|Born||in Newport, Rhode Island, USA|
|Died||in Beverly Hills, California, USA (heart failure)|
|Birth Name||Thomas Harper Ince|
Mini Bio (1)
Thomas H. Ince was born into a family of stage actors. He appeared on the stage at age six and worked with a number of stock companies, making his Broadway debut at 15. Vaudeville work was inconsistent, so he was a lifeguard, a promoter and part-time actor. His stage career was a failure but by 1910 he joined Biograph, and after one film, Carl Laemmle's Independent Motion Pictures hired Ince as a director. Ince went to Cuba to make films out of the reach of the Motion Pictures Patent Company -- the trust that attempted to crush all independent production companies and corner the market on film production -- but his output was small. In 1911 he joined the New York Motion Picture Corp. [NYMPC] and headed to California to make Westerns. Ince insisted that all scripts be thoroughly planned out before filming began, which would give him the opportunity to film several scenes at the same time with assistant directors. One of those directors was Francis Ford, the brother of John Ford.

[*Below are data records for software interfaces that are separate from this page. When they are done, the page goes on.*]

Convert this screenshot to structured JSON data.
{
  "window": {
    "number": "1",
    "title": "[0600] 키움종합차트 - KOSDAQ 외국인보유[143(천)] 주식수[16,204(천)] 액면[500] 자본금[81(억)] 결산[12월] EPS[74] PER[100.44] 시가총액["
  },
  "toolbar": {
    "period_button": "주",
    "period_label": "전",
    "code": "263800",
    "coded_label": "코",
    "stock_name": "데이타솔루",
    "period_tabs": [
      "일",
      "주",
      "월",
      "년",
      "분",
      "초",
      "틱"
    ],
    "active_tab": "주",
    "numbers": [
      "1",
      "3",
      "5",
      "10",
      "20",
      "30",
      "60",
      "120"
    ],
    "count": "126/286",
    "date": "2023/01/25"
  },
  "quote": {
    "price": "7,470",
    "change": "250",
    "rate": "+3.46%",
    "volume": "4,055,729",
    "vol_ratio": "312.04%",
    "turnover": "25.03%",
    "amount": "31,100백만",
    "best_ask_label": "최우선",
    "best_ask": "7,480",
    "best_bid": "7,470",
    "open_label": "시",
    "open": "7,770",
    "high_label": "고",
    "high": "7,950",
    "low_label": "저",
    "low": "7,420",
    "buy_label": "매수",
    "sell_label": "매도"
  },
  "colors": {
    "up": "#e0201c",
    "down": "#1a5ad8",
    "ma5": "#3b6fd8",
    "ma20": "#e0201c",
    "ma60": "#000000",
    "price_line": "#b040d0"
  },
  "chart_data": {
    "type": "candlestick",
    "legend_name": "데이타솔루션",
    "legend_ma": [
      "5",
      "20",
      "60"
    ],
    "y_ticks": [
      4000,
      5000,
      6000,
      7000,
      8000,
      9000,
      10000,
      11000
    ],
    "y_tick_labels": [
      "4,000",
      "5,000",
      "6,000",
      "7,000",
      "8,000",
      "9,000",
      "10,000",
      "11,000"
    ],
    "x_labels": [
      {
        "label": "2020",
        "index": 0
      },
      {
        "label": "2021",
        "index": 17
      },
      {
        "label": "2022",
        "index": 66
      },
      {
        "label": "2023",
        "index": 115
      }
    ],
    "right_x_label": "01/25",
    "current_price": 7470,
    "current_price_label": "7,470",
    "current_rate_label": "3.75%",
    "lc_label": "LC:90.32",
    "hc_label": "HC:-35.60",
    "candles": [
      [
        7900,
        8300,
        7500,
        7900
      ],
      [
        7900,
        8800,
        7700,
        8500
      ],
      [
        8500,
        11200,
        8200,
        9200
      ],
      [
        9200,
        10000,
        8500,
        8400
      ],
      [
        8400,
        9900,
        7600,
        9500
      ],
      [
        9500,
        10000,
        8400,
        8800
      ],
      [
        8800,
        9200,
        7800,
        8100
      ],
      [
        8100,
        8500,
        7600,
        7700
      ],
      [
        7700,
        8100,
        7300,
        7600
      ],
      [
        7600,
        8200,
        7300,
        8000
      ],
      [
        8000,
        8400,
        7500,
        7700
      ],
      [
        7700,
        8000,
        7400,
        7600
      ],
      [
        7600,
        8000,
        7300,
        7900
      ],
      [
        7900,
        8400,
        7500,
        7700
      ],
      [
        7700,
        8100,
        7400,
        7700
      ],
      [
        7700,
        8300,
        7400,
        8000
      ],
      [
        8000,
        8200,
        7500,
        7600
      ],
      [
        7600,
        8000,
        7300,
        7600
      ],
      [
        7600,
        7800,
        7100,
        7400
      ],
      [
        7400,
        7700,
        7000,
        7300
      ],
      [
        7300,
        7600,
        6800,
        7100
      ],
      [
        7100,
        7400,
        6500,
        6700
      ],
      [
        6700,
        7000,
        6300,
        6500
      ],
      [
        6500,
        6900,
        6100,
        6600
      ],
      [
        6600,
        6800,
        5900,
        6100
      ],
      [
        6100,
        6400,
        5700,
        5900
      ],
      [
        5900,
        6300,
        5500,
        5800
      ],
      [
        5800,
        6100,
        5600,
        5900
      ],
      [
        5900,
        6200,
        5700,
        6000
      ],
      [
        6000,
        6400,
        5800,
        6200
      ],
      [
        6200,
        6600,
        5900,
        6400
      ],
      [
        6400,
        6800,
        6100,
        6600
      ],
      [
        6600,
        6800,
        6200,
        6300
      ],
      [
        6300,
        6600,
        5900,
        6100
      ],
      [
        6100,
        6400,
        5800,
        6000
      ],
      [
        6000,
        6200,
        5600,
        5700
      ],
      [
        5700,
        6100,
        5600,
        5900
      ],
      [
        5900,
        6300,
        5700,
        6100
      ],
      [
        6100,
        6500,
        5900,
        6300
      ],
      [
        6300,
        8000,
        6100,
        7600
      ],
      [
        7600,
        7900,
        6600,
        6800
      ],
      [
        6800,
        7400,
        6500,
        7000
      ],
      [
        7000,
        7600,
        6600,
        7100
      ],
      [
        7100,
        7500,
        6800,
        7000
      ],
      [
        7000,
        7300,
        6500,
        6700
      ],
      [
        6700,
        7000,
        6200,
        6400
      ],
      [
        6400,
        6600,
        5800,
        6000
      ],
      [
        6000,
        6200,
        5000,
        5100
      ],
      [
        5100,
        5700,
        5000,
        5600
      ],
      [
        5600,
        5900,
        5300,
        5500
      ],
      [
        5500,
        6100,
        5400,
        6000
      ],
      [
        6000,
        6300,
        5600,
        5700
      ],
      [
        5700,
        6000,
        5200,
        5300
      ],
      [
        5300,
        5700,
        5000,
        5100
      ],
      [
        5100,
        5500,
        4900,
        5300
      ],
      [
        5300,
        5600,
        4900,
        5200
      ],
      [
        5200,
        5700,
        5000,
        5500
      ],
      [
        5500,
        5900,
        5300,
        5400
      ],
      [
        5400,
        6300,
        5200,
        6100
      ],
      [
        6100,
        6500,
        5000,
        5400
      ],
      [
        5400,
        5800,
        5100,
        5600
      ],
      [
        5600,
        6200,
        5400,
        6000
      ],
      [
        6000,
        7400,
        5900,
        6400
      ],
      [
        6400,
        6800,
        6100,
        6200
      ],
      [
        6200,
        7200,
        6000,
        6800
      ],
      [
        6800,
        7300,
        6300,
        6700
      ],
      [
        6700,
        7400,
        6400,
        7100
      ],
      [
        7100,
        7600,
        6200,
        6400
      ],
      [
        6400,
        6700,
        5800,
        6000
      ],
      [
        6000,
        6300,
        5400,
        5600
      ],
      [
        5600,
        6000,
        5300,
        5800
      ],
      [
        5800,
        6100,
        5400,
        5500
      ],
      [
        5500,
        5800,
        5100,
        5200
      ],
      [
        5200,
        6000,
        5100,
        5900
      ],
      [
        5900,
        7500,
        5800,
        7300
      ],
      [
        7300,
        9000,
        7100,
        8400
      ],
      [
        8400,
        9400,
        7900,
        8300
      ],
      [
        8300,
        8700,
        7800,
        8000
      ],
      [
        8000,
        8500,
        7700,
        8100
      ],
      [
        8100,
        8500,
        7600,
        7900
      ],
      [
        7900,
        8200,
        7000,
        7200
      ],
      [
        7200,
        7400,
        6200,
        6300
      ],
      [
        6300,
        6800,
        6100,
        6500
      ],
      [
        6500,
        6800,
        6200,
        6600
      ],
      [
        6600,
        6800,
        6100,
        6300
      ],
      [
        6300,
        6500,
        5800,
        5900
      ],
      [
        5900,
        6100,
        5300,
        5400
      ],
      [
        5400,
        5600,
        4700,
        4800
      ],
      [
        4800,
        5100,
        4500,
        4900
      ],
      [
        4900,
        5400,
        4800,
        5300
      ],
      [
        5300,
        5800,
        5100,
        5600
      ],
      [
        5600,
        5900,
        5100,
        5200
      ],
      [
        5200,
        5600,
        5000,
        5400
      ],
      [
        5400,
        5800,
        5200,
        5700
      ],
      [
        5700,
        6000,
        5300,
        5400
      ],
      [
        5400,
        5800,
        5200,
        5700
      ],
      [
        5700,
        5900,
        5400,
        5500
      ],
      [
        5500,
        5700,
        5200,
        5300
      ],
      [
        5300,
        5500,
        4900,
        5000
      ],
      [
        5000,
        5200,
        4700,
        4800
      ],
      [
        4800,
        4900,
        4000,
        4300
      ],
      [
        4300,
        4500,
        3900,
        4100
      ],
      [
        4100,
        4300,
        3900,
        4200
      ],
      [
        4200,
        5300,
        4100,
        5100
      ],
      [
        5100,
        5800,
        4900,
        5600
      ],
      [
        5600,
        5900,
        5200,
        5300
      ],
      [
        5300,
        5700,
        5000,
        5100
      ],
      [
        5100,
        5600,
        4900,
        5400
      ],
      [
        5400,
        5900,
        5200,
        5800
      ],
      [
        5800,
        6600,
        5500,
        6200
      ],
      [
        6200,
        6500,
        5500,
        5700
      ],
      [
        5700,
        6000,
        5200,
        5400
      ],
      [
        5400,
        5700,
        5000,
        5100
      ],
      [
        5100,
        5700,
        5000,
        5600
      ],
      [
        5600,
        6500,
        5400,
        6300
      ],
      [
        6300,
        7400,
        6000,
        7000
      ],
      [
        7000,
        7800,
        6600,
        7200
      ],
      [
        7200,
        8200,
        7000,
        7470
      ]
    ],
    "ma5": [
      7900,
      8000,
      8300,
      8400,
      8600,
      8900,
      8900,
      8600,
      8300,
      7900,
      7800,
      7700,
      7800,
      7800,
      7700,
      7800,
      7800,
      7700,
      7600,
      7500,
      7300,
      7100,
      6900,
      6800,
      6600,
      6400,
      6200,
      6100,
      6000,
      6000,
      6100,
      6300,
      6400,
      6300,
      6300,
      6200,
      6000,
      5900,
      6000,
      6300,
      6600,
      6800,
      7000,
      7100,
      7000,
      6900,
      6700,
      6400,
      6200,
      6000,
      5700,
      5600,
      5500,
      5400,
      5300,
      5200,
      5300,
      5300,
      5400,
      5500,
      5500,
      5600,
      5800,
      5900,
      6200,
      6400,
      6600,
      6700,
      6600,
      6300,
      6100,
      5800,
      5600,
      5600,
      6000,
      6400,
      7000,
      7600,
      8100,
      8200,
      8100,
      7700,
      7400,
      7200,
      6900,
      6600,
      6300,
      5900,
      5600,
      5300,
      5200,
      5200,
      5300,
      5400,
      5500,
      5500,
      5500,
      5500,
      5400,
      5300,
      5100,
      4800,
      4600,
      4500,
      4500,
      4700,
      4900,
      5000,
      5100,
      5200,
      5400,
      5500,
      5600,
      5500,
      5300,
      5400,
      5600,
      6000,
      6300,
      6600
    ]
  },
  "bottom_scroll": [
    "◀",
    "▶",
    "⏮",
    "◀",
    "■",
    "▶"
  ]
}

In 1912, NYMPC and other independent studios merged to form Universal Pictures. Ince built a city of motion picture "sets" on a stretch of land in Santa Monica Mountains called "Inceville" where he shot many of the outdoor locales for his films. At the end of 1912, Ince hired William Desmond Taylor to act in his film Counterfeiters (1914). In 1913 Ince made over 150 films, mostly Westerns and Civil War dramas. He would also employ directors Frank Borzage, Fred Niblo, Jack Conway, and Henry King. In 1914 Ince hired William S. Hart as an actor who could also direct his own films. Ince made the epic The Battle of Gettysburg (1913) and thereafter concentrated on longer films as he moved from director to producer. He employed thousands of technicians and made movies on an assembly-line method. In 1915 he joined D.W. Griffith and Mack Sennett to form the Triangle Motion Picture Company built in Culver City on Washington Boulevard (now the site of Sony Pictures). Fortunately, Hart was a profitable star who kept the company afloat. In 1916 Ince produced and directed the anti-war film Civilization (1915), which cost $100,000 and returned $800.000. Always looking for new talent, Ince signed Olive Thomas, the rising young star of the Ziegfeld Midnight Frolic, to star in his films.
At the end of World War I, Ince broke with Triangle and joined his nemesis Adolph Zukor to form Paramount/Artcraft and built yet another studio in Culver City which had a southern mansion facade of Mount Vernon (and later was bought by David O. Selznick). Ince developed a series of comedies pairing Douglas MacLean and Doris May, and their first picture, 23 1/2 Hours' Leave (1919), was successful. When William S. Hart's contract ended, however, he left the company and Zukor forced Ince out of Paramount/Artcraft. In December 1919 Thomas Ince, Mack Sennett, Marshall Neilan, Maurice Tourneur, Allan Dwan and other directors joined to form Associated Producers, an independent film alliance. 'Roscoe 'Fatty' Arbuckle' had been approached, but he had no desire to join the group. In 1922 Associated Producers merged with First National. On February 1, 1922, Paramount director William Desmond Taylor was shot to death in his bungalow and one of the suspects, although never a serious one, was Mack Sennett, who stated that he spent the night at the home of Ince.
In 1924 Ince was one of several Hollywood people aboard the yacht of newspaper magnate William Randolph Hearst when he suddenly fell ill. Ince was rushed aboard a train bound for Del Mar where his wife, her son, and a physician met him and accompanied him home where he died. The Los Angeles Times supposedly released the headline "Movie producer Shot on Hearst yacht!" but other papers including the New York Times said that Ince died of heart failure. One of the stories that sensationalized Ince's sudden death said that Hearst shot Ince and that the bullet wasn't meant for Ince but for Charles Chaplin, whom Hearst had long suspected of carrying on a secret affair with his mistress, actress Marion Davies. Supposedly, Hearst inadvertently walked into Davies' cabin and caught her and Chaplin in bed together and fired several shots, missing Chaplin but hitting Ince. Another rumor circulated that columnist Louella Parsons was also on board that day and witnessed the shooting, although other sources say Parsons was in New York at the time. Supposedly, in exchange for keeping quiet, Hearst promised Parsons a lifetime job as the Hollywood reporter for his newspaper chain (she was already employed by Hearst in 1923 as a reporter). Ince biographers have disputed the Hearst conspiracy and argued that Ince had been ill for some time with ulcers and had suffered from angina with a previous heart attack.
- IMDb Mini Biography By: Tony Fontana <firstname.lastname@example.org>
|Spouse||Elinor Kershaw (19 October 1907 - 19 November 1924) (his death) (2 children)|
|Children||Thomas H. Ince Jr.|
John Ince (sibling)
Ralph Ince (sibling)